What are the essential features of VAT?
Features of VAT
- As VAT is imposed at different levels of purchase and sale of goods and services, any chances of errors are eradicated.
- It enables a more transparent and uniform tax payment process.
- Through the transparent tax payment process, the chance of tax evasion on the part of the taxpayer becomes almost zero.
What is VAT and its features merits and demerits?
VAT minimizes tax evasion due to its catch-up effect. VAT is simple to administer as compared to other indirect tax. VAT is transparent and has minimum burden to consumers as it is collected in small fragments at various stages of production and distribution. VAT is based on value added not on total price.
What is VAT and its advantages?
Advantages of VAT
As VAT is a consumption tax the revenue generated will be constant. … Huge amount of revenue is generated on a low tax rate through VAT. As the VAT is collected in small installments so the consumers has minimum burden.
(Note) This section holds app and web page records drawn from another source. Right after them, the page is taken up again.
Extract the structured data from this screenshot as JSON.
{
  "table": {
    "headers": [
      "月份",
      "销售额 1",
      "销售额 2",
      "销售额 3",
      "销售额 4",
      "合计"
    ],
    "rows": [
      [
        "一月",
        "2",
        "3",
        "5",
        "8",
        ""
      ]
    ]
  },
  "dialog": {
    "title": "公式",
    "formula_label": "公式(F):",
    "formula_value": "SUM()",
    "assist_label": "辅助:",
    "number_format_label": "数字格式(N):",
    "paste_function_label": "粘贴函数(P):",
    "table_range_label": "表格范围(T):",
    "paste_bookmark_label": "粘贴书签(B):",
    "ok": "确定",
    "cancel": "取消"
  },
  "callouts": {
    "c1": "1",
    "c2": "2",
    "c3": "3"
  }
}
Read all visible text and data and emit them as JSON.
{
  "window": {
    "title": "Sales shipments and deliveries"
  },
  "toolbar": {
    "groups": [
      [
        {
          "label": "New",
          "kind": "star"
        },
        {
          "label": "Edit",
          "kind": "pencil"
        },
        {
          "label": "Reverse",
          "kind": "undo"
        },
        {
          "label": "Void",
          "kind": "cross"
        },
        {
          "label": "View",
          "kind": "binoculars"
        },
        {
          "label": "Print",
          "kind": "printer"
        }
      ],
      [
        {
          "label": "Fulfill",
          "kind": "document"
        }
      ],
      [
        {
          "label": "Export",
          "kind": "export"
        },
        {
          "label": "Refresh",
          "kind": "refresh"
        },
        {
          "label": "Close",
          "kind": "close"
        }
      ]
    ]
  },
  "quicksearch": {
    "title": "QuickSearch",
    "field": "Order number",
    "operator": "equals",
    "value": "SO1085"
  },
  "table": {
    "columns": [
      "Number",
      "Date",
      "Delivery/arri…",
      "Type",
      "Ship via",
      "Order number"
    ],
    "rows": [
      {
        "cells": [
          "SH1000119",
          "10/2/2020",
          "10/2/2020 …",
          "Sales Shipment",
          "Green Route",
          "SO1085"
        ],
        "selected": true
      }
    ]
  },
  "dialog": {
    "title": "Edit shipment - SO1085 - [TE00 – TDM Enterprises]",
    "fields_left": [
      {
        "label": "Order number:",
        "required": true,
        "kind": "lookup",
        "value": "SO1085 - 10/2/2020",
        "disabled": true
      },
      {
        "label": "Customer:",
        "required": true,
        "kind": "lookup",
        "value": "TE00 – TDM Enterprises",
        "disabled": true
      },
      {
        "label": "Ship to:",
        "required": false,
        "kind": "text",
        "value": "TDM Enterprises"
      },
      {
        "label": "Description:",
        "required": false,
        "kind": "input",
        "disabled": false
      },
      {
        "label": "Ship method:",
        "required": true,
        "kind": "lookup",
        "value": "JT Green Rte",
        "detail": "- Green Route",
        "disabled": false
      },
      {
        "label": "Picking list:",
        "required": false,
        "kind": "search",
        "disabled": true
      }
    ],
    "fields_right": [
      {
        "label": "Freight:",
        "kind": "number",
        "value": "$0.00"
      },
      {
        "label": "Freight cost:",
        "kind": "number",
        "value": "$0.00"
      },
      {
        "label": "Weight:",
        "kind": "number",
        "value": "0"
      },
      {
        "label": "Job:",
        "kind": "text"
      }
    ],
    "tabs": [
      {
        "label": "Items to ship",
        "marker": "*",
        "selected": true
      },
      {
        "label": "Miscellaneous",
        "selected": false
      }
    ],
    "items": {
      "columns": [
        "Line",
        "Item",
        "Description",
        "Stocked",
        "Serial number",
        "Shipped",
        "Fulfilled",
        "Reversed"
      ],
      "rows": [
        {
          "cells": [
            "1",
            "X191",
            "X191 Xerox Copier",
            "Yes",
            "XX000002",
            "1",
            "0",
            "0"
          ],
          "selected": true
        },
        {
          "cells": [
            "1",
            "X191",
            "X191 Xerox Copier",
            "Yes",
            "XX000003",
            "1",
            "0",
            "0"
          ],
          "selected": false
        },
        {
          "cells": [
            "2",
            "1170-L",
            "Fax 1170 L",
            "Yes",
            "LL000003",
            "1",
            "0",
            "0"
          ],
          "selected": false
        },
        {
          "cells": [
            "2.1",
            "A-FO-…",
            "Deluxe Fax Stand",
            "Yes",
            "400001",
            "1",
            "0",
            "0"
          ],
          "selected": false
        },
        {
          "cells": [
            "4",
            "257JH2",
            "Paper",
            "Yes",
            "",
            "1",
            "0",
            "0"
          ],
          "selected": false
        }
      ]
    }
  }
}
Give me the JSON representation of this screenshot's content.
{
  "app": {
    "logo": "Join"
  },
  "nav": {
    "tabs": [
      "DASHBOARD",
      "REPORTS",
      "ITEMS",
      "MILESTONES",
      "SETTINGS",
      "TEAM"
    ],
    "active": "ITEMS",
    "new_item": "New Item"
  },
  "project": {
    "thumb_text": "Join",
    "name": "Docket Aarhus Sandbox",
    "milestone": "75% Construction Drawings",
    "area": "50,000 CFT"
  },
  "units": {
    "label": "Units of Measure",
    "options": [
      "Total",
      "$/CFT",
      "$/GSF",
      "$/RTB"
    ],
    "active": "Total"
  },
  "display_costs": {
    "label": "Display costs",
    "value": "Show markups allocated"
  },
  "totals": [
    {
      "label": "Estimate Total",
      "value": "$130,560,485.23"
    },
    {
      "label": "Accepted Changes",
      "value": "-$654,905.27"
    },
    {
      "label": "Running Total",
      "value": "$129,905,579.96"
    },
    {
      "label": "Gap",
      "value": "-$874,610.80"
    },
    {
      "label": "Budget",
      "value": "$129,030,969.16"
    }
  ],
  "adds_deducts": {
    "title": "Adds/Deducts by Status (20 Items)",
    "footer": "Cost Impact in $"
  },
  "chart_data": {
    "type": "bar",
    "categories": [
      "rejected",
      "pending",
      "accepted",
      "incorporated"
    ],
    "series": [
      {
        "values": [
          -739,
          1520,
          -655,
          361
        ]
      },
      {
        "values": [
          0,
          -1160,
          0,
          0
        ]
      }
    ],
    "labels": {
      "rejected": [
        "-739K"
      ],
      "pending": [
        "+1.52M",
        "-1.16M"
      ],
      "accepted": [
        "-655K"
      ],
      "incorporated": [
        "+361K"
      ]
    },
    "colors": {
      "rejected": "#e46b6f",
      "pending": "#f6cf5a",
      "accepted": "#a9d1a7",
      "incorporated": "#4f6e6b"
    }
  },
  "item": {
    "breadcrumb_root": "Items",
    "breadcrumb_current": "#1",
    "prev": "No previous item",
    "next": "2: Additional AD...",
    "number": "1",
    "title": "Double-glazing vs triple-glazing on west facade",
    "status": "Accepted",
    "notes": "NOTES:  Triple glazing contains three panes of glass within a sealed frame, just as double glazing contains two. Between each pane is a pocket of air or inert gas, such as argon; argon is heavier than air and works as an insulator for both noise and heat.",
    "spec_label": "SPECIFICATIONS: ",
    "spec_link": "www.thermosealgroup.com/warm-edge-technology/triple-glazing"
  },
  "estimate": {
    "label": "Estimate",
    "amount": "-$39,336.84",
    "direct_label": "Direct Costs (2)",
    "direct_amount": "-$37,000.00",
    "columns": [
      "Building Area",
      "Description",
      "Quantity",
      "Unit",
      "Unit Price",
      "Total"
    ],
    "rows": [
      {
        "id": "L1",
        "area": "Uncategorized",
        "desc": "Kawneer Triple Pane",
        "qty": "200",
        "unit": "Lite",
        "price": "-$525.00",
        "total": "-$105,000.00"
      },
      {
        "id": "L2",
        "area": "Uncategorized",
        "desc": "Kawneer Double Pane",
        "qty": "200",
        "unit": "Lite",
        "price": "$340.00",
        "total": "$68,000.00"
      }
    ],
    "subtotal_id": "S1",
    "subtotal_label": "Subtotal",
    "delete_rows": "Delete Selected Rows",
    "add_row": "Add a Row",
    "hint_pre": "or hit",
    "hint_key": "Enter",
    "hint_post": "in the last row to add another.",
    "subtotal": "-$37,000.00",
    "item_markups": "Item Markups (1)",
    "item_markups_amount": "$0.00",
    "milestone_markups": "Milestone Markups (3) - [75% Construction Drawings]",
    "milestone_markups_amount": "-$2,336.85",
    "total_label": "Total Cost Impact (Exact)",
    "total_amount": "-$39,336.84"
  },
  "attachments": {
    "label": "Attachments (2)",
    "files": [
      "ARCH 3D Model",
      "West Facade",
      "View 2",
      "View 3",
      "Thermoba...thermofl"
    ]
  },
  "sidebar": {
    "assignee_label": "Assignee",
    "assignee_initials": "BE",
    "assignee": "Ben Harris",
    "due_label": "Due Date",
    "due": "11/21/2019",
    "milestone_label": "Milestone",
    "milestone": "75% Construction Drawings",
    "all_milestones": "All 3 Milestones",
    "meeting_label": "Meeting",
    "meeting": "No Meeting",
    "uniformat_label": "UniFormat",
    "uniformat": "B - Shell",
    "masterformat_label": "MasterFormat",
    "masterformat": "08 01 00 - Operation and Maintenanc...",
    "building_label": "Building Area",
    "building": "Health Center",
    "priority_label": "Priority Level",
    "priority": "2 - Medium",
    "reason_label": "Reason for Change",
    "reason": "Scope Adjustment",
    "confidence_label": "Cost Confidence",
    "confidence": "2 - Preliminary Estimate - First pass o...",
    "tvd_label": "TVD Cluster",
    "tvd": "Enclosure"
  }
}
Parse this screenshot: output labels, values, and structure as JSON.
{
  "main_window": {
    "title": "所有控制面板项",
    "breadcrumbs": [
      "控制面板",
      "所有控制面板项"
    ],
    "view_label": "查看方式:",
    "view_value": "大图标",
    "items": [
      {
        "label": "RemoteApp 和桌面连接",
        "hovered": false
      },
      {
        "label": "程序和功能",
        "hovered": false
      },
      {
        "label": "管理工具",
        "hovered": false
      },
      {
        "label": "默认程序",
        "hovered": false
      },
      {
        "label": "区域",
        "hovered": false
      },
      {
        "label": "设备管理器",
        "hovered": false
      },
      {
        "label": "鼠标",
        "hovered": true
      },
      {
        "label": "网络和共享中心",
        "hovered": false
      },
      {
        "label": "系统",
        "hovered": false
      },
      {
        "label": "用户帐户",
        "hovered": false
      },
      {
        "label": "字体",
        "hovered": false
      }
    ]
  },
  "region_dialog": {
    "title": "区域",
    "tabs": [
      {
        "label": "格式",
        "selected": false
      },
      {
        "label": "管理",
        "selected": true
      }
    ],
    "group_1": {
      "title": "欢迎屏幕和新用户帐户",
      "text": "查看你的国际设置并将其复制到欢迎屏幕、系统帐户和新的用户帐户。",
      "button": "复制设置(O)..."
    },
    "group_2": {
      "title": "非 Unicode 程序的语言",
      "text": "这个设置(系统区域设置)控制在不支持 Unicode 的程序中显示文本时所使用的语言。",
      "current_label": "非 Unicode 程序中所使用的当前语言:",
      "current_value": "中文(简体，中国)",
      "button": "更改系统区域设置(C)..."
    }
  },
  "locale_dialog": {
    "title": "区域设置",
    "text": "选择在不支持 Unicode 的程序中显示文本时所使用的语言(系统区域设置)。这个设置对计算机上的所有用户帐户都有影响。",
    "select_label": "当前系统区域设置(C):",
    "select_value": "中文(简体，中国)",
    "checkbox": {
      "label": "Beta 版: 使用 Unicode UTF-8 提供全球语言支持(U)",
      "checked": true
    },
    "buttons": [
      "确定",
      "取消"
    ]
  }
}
VAT is a neutral tax so it can be imposed on all types of business.
How is VAT calculated?
Take the gross amount of any sum (items you sell or buy) – that is, the total including any VAT – and divide it by 117.5, if the VAT rate is 17.5 per cent. … (If the rate is different, add 100 to the VAT percentage rate and divide by that number.)
What is VAT example?
Value Added Tax (VAT), also known as Goods and Services Tax (GST) in Canada, is a consumption tax that is assessed on products at each stage of the production process – from labor and raw materials to the sale of the final product. … For example, if there is a 20% VAT on a product that costs $10, the consumer.
What is VAT used for?
VAT is a form of consumption tax – that is a tax applied to purchases of goods or services and other ‘taxable supplies’. For a business, VAT plays an important role and can be charged on a range of your goods and services. Charities will have different rules governing their VAT.
Who gets VAT money?
VAT is an indirect tax because the tax is paid to the government by the seller (the business) rather than the person who ultimately bears the economic burden of the tax (the consumer).
What is the difference between tax and VAT?
Value-Added Tax is commonly known as VAT. VAT is an indirect tax on the consumption of goods and services in the economy. Revenue is raised for government by requiring certain businesses to register and to charge VAT on the taxable supplies of goods and services.
Who is eligible for VAT?
You must register for VAT if your VAT taxable turnover goes over £85,000 (the ‘threshold’), or you know that it will. Your VAT taxable turnover is the total of everything sold that is not VAT exempt. You can also register voluntarily.
What kind of tax is VAT?
Value-added tax (VAT) is a type of indirect tax levied on goods and services for value added at every point of production or distribution cycle, starting from raw materials and going all the way to the final retail purchase. … Because the consumer bears the entire tax, VAT is also a consumption tax.
What is VAT and how is it calculated?
VAT is commonly expressed as a percentage of the total cost. For example, if a product costs $100 and there is a 15% VAT, the consumer pays $115 to the merchant. The merchant keeps $100 and remits $15 to the government.